“Bob had an amazing work ethic; in four decades he missed only a handful of nights,” according to his memorial website. “Cornell students trusted him as a confidant, and he would listen as they chatted about their personal lives, commenting, joking and offering advice — all while a crowd of customers patiently waited outside.”
Petrillose was also one of only a few non-Cornell students to have been inducted into the Quill and Dagger Society, according to the University.
With the Hot Truck, Petrillose created a phenomenon that has become an important part of the unique Cornell experience. The Hot Truck has long been a part of campus culture in its permanent location on West Campus. Ordering a PMP from the Hot Truck is listed as one of The Sun’s “161 Things Every Cornellian Should Do.”
Over the years, the Hot Truck has also attracted attention from outside of Cornell. The concept of a French Bread Pizza that Petrillose created caught on, as his idea was sold to Stouffer’s and inspired several Cornell alumni to start a restaurant in Boston.
Since Petrillose’s retirement in 2000, the Hot Truck has been owned and operated by Shortstop Deli. However, Petrillose established a strong legacy at Cornell and memories of him and the Hot Truck remain strong.
Since news broke last week of Bob’s death, members of the Cornell community have flooded the Cornell alumni website, several Facebook pages and other websites with fond memories of “Hot Truck Bob.”
“I’ve missed Bob and the magic of his Hot Truck for many years now,” wrote Eric Braun ’87 on the Cornell alumni website. “His was an experience no marketer could create. Cornell has many stars that touch students’ lives, but few that have done so as broadly and viscerally as Bob.”
“Bob remembered everybody,” wrote Richard Ekstrom ’66, “The Hot Truck was outside my dorm my freshman year. [I] must have had at least 100 pizzas that year.”
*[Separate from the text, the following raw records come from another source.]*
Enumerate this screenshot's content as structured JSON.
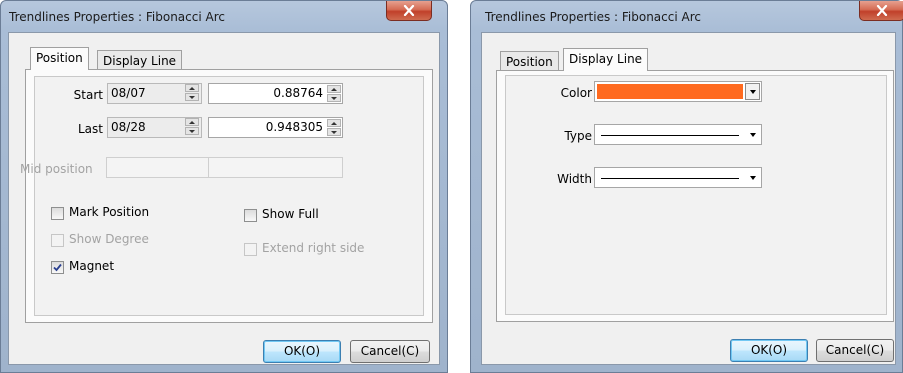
{
  "dialog_left": {
    "title": "Trendlines Properties : Fibonacci Arc",
    "tabs": [
      {
        "label": "Position",
        "active": true
      },
      {
        "label": "Display Line",
        "active": false
      }
    ],
    "start": {
      "label": "Start",
      "date": "08/07",
      "value": "0.88764"
    },
    "last": {
      "label": "Last",
      "date": "08/28",
      "value": "0.948305"
    },
    "mid": {
      "label": "Mid position",
      "date": "",
      "value": ""
    },
    "checkboxes": {
      "mark_position": {
        "label": "Mark Position",
        "checked": false,
        "enabled": true
      },
      "show_full": {
        "label": "Show Full",
        "checked": false,
        "enabled": true
      },
      "show_degree": {
        "label": "Show Degree",
        "checked": false,
        "enabled": false
      },
      "extend_right": {
        "label": "Extend right side",
        "checked": false,
        "enabled": false
      },
      "magnet": {
        "label": "Magnet",
        "checked": true,
        "enabled": true
      }
    },
    "ok_label": "OK(O)",
    "cancel_label": "Cancel(C)"
  },
  "dialog_right": {
    "title": "Trendlines Properties : Fibonacci Arc",
    "tabs": [
      {
        "label": "Position",
        "active": false
      },
      {
        "label": "Display Line",
        "active": true
      }
    ],
    "color_label": "Color",
    "color_value": "#ff6a1f",
    "type_label": "Type",
    "width_label": "Width",
    "ok_label": "OK(O)",
    "cancel_label": "Cancel(C)"
  },
  "icons": {
    "close": "close-icon",
    "spin_up": "spin-up-icon",
    "spin_down": "spin-down-icon",
    "dropdown": "chevron-down-icon",
    "check": "checkmark-icon"
  },
  "colors": {
    "titlebar": "#a9bdd6",
    "close_button": "#c8503a",
    "client_bg": "#f0f0f0",
    "default_button": "#bee6fd"
  }
}
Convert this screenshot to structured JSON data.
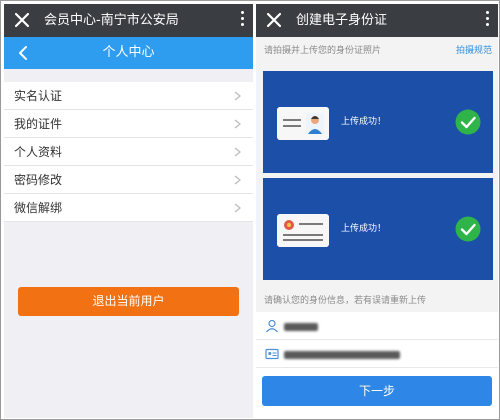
{
  "left": {
    "header": {
      "title": "会员中心-南宁市公安局"
    },
    "subheader": {
      "title": "个人中心"
    },
    "menu": [
      {
        "label": "实名认证"
      },
      {
        "label": "我的证件"
      },
      {
        "label": "个人资料"
      },
      {
        "label": "密码修改"
      },
      {
        "label": "微信解绑"
      }
    ],
    "logout_label": "退出当前用户"
  },
  "right": {
    "header": {
      "title": "创建电子身份证"
    },
    "upload_hint": "请拍摄并上传您的身份证照片",
    "guide_link": "拍摄规范",
    "cards": [
      {
        "side": "front",
        "status": "上传成功！"
      },
      {
        "side": "back",
        "status": "上传成功！"
      }
    ],
    "confirm_hint": "请确认您的身份信息，若有误请重新上传",
    "next_label": "下一步"
  },
  "colors": {
    "titlebar": "#3a3d42",
    "accent_blue": "#2e9df0",
    "card_blue": "#1c4fa8",
    "success_green": "#2fb44a",
    "logout_orange": "#f27213",
    "next_blue": "#2e86e6"
  }
}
“Hot Truck and Bob were an integral part of my Cornell experience,” wrote Chris Saxman in a post to the Hot Truck Facebook group. “Bob became a good friend to our house, and you could often find some of us chatting with him as he made those wonderful sandwiches. Here’s to a True Gentleman.”